- Exercise prompt -
Go through the entries and copy every line that has the string "title" in it.

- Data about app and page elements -
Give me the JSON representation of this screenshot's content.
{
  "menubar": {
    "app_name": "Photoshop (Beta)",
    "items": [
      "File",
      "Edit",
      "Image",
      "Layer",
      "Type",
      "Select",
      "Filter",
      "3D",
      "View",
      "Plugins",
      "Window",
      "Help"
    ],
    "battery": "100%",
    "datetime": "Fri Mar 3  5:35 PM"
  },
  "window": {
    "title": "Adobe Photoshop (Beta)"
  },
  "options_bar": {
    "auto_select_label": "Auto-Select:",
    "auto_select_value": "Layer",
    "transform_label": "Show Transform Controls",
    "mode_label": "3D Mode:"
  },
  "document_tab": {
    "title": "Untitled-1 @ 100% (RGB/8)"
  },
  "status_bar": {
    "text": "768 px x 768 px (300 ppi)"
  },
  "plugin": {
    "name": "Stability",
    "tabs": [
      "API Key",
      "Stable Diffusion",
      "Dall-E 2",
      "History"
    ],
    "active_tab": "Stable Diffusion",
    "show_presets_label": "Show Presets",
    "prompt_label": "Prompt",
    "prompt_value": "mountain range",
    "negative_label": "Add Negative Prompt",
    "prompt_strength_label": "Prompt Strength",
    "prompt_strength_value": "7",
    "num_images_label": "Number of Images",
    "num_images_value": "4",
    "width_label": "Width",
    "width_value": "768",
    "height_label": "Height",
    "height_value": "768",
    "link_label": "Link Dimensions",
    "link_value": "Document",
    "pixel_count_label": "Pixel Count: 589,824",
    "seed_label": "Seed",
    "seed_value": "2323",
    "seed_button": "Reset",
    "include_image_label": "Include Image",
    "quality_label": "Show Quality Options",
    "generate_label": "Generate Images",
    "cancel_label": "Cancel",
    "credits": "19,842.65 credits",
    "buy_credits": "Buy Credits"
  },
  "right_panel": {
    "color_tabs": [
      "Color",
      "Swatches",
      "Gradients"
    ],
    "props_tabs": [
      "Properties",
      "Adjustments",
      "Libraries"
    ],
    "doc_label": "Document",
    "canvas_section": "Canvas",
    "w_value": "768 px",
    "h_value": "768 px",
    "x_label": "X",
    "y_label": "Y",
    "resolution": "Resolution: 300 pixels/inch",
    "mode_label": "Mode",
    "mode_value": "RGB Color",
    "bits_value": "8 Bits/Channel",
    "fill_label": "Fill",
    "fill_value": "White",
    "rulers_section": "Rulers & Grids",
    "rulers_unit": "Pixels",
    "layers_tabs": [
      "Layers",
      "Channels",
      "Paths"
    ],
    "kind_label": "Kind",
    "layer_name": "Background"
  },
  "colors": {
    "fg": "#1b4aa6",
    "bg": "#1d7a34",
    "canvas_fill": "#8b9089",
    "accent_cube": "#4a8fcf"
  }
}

- Response below -
    "title": "Adobe Photoshop (Beta)"
    "title": "Untitled-1 @ 100% (RGB/8)"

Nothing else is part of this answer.